7 June 2023

Promising Commitments to Accountability from European Parliament for the EU Corporate Sustainability Due Diligence Directive

At last, the European Parliament has approved its negotiating position on the EU Corporate Sustainability Due Diligence Directive, completing an important step toward ensuring that corporate actors across all sectors of the economy, from finance to extraction, production, and distribution, operate with respect for human rights and planetary ecology. The Parliament’s position follows that of the European Council, reached toward the end of last year, which included many worrisome compromises to the European Commission’s initial proposal.

The Parliament’s position recalibrates to the original intent of the proposed directive to ensure that major corporate actors account for their human rights impacts and reduce their negative impacts on the planet in furtherance of a sustainable future. Of the many notable improvements, five in particular stand to make the final law successful:

(1) Applicability to the Finance Sector. The negotiating position reached by the European Council at the end of November last year would allow Member States to exclude financial services companies from the law, but the Parliament has voted for universal applicability, recognizing that financial actors are inextricable from value chains. Accordingly, Amendment 19 of the Parliament’s negotiating position requires financial actors, such as banks and insurers, and their corporate clients of a certain size to assess and monitor for adverse environmental, climate, and human rights impacts. Further, financial actors may not simply rely on information derived from credit rating agencies, sustainability rating agencies, or benchmark administrators to satisfy due diligence requirements. Instead, they must proactively monitor and respond to unintended impacts using, among other things, effective grievance and remediation mechanisms.

(2) Requirements for Grievance Redress and Accountability Mechanisms.

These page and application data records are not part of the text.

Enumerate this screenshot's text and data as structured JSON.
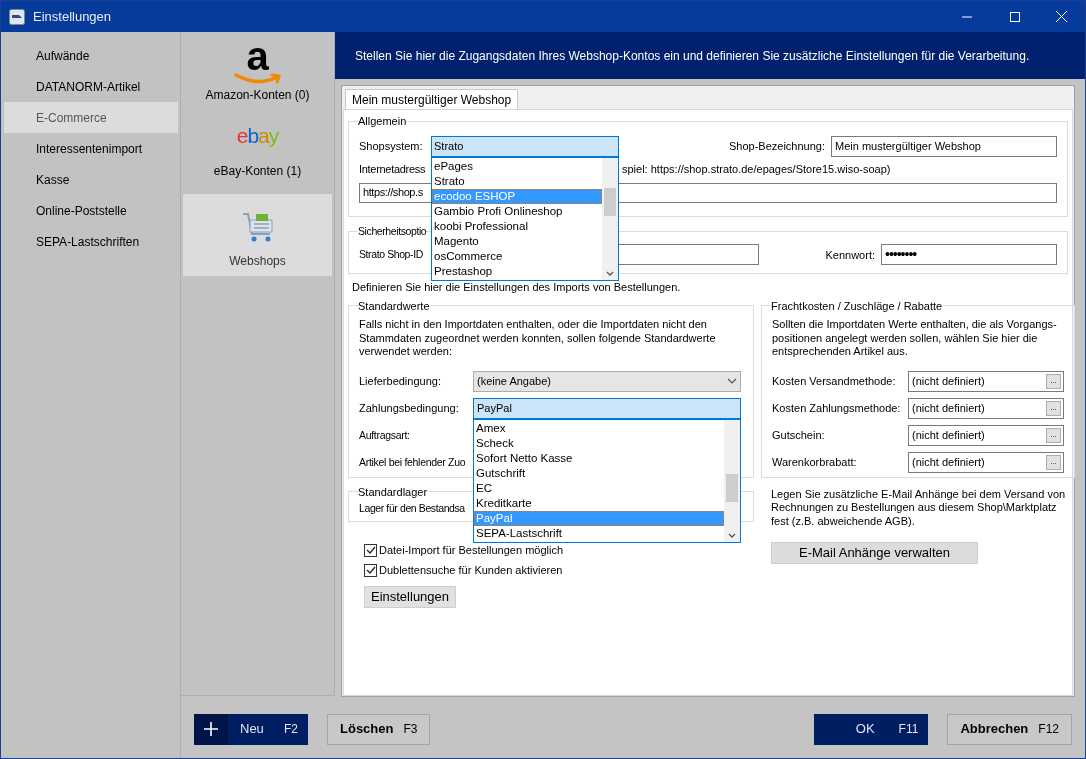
{
  "window": {
    "title": "Einstellungen"
  },
  "sidebar": {
    "items": [
      {
        "label": "Aufwände",
        "selected": false
      },
      {
        "label": "DATANORM-Artikel",
        "selected": false
      },
      {
        "label": "E-Commerce",
        "selected": true
      },
      {
        "label": "Interessentenimport",
        "selected": false
      },
      {
        "label": "Kasse",
        "selected": false
      },
      {
        "label": "Online-Poststelle",
        "selected": false
      },
      {
        "label": "SEPA-Lastschriften",
        "selected": false
      }
    ]
  },
  "accounts": [
    {
      "kind": "amazon",
      "logo": "a",
      "label": "Amazon-Konten (0)",
      "selected": false
    },
    {
      "kind": "ebay",
      "logo": "ebay",
      "label": "eBay-Konten (1)",
      "selected": false
    },
    {
      "kind": "webshop",
      "label": "Webshops",
      "selected": true
    }
  ],
  "header": "Stellen Sie hier die Zugangsdaten Ihres Webshop-Kontos ein und definieren Sie zusätzliche Einstellungen für die Verarbeitung.",
  "tabs": [
    {
      "label": "Mein mustergültiger Webshop",
      "selected": true
    }
  ],
  "general": {
    "legend": "Allgemein",
    "shopsystem_label": "Shopsystem:",
    "shopsystem_value": "Strato",
    "shopsystem_options": [
      {
        "label": "ePages",
        "selected": false
      },
      {
        "label": "Strato",
        "selected": false
      },
      {
        "label": "ecodoo ESHOP",
        "selected": true
      },
      {
        "label": "Gambio Profi Onlineshop",
        "selected": false
      },
      {
        "label": "koobi Professional",
        "selected": false
      },
      {
        "label": "Magento",
        "selected": false
      },
      {
        "label": "osCommerce",
        "selected": false
      },
      {
        "label": "Prestashop",
        "selected": false
      }
    ],
    "name_label": "Shop-Bezeichnung:",
    "name_value": "Mein mustergültiger Webshop",
    "url_label": "Internetadress",
    "url_hint": "spiel: https://shop.strato.de/epages/Store15.wiso-soap)",
    "url_value": "https://shop.s"
  },
  "security": {
    "legend": "Sicherheitsoptio",
    "id_label": "Strato Shop-ID",
    "password_label": "Kennwort:",
    "password_mask": "••••••••"
  },
  "import_note": "Definieren Sie hier die Einstellungen des Imports von Bestellungen.",
  "defaults": {
    "legend": "Standardwerte",
    "description": "Falls nicht in den Importdaten enthalten, oder die Importdaten nicht den Stammdaten zugeordnet werden konnten, sollen folgende Standardwerte verwendet werden:",
    "rows": [
      {
        "kind": "select",
        "label": "Lieferbedingung:",
        "value": "(keine Angabe)"
      },
      {
        "kind": "dropdown",
        "label": "Zahlungsbedingung:",
        "value": "PayPal",
        "options": [
          {
            "label": "Amex",
            "selected": false
          },
          {
            "label": "Scheck",
            "selected": false
          },
          {
            "label": "Sofort Netto Kasse",
            "selected": false
          },
          {
            "label": "Gutschrift",
            "selected": false
          },
          {
            "label": "EC",
            "selected": false
          },
          {
            "label": "Kreditkarte",
            "selected": false
          },
          {
            "label": "PayPal",
            "selected": true
          },
          {
            "label": "SEPA-Lastschrift",
            "selected": false
          }
        ]
      },
      {
        "kind": "label",
        "label": "Auftragsart:"
      },
      {
        "kind": "label",
        "label": "Artikel bei fehlender Zuo"
      }
    ]
  },
  "warehouse": {
    "legend": "Standardlager",
    "text": "Lager für den Bestandsa"
  },
  "checkboxes": [
    {
      "label": "Datei-Import für Bestellungen möglich",
      "checked": true
    },
    {
      "label": "Dublettensuche für Kunden aktivieren",
      "checked": true
    }
  ],
  "settings_button": "Einstellungen",
  "costs": {
    "legend": "Frachtkosten / Zuschläge / Rabatte",
    "description": "Sollten die Importdaten Werte enthalten, die als Vorgangs-positionen angelegt werden sollen, wählen Sie hier die entsprechenden Artikel aus.",
    "rows": [
      {
        "label": "Kosten Versandmethode:",
        "value": "(nicht definiert)",
        "button": "..."
      },
      {
        "label": "Kosten Zahlungsmethode:",
        "value": "(nicht definiert)",
        "button": "..."
      },
      {
        "label": "Gutschein:",
        "value": "(nicht definiert)",
        "button": "..."
      },
      {
        "label": "Warenkorbrabatt:",
        "value": "(nicht definiert)",
        "button": "..."
      }
    ]
  },
  "attachments": {
    "text": "Legen Sie zusätzliche E-Mail Anhänge bei dem Versand von Rechnungen zu Bestellungen aus diesem Shop\\Marktplatz fest (z.B. abweichende AGB).",
    "button": "E-Mail Anhänge verwalten"
  },
  "footer_buttons": [
    {
      "kind": "add",
      "label": "Neu",
      "key": "F2"
    },
    {
      "kind": "secondary",
      "label": "Löschen",
      "key": "F3"
    },
    {
      "kind": "primary",
      "label": "OK",
      "key": "F11"
    },
    {
      "kind": "secondary",
      "label": "Abbrechen",
      "key": "F12"
    }
  ]
}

The Parliament’s position identifies effective grievance mechanisms as a tool to identify adverse human rights impacts and provide remediation as a part of ongoing human rights due diligence, as is articulated by Principles 29 and 31 of the United Nations Guiding Principles on Business and Human Rights (UNGPs). Amendment 34 instructs all regulated actors to establish or participate in non-judicial grievance mechanisms to help monitor and verify the effectiveness of their due diligence and to engage effectively with affected stakeholders.

Notably, the negotiating position of the European Council also calls on regulated actors to “establish and maintain a complaints procedure” to allow stakeholders to raise concerns about actual or potential adverse impacts in a company’s chain of activities.

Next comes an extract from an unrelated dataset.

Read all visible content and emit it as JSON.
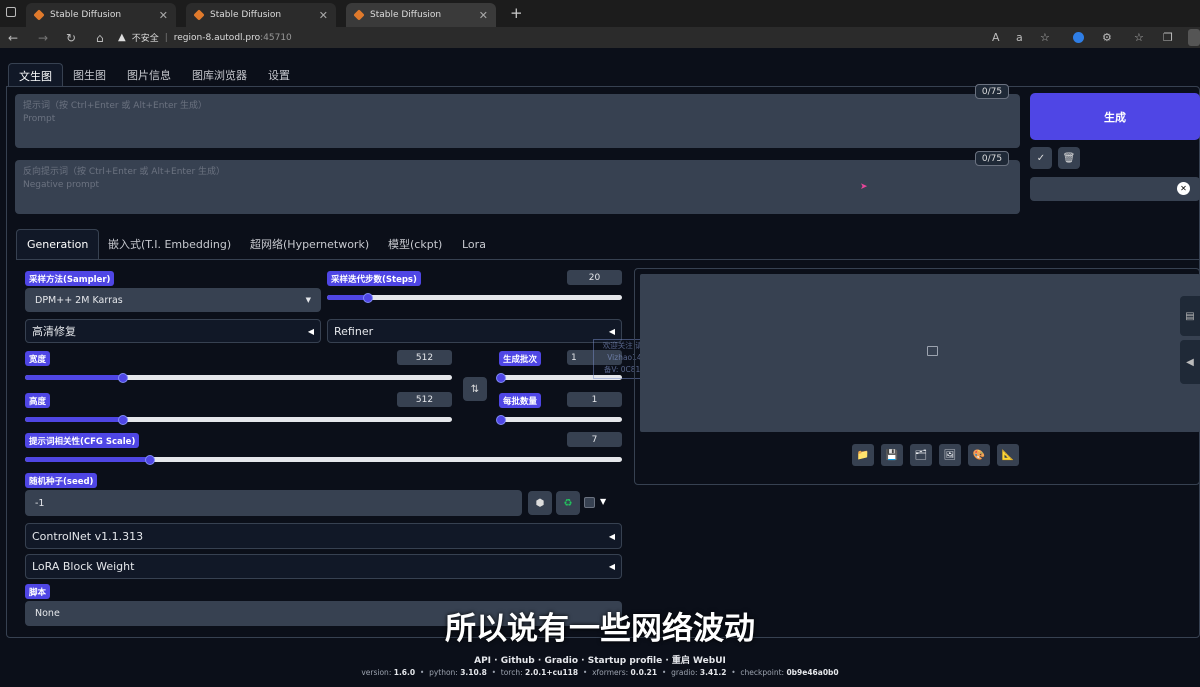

(3) Integration of Soft Law Instruments to Ensure Cohesiveness with International Norms. The Parliament’s position expressly references the UNGPs, the OECD Guidelines for Multinational Enterprises, and the OECD Due Diligence Guidance for Responsible Business Conduct, to assert the now decades-old expectations that companies should protect human rights and work to minimize environmental and ecological harm. Since the initial call for input on the proposed directive by the European Commission, Accountability Counsel has urged that it center on business and human rights frameworks, especially to the extent that those frameworks require the establishment of effective mechanisms to hear and redress issues raised by impacted people.

(4) Ingraining the Right to and Duty to Provide Remedy. More than simply assessing risks and monitoring for unintended impacts, the Parliament calls on all regulated actors to provide remedy when they have contributed to harm. By expressly recognizing the right to an effective remedy under various human rights treaties (e.g., Article 8 of the Universal Declaration of Human Rights and Article 47 of the EU’s Charter of Fundamental Rights), the Parliament calls on Member States to not only ensure that aggrieved persons have unhindered access to courts, but also to ensure that regulated companies offer remedy for actual adverse impacts, including through non-judicial grievance mechanisms.

(5) Heightened Due Diligence Requirements in Conflict-Affected and High-Risk Areas. The European Parliament recognizes the need for heightened monitoring and sensitivity when engaging in areas affected by conflict, war, and oppression. Accordingly, its position calls for thorough conflict analyses based on meaningful and conflict-sensitive stakeholder engagement to better understand how to avoid contributing to fragility and violence in a given region. Companies are expected to respect the obligations and standards identified by international humanitarian and criminal law instruments, and to abide guidance from relevant international bodies such as the International Committee of the Red Cross and the United Nations Development Programme.

What’s Next?

The approval of the European Parliament’s position now allows the Commission, Council, and Parliament to begin the work of finalizing the law through deliberation and scrutiny. The process is expected to conclude by the end of this year or early in 2024. If the law is to be effective in ensuring that corporate activities respect people and the planet, it is critical that it be applicable across all sectors, and that due diligence include grievance redress and remedy.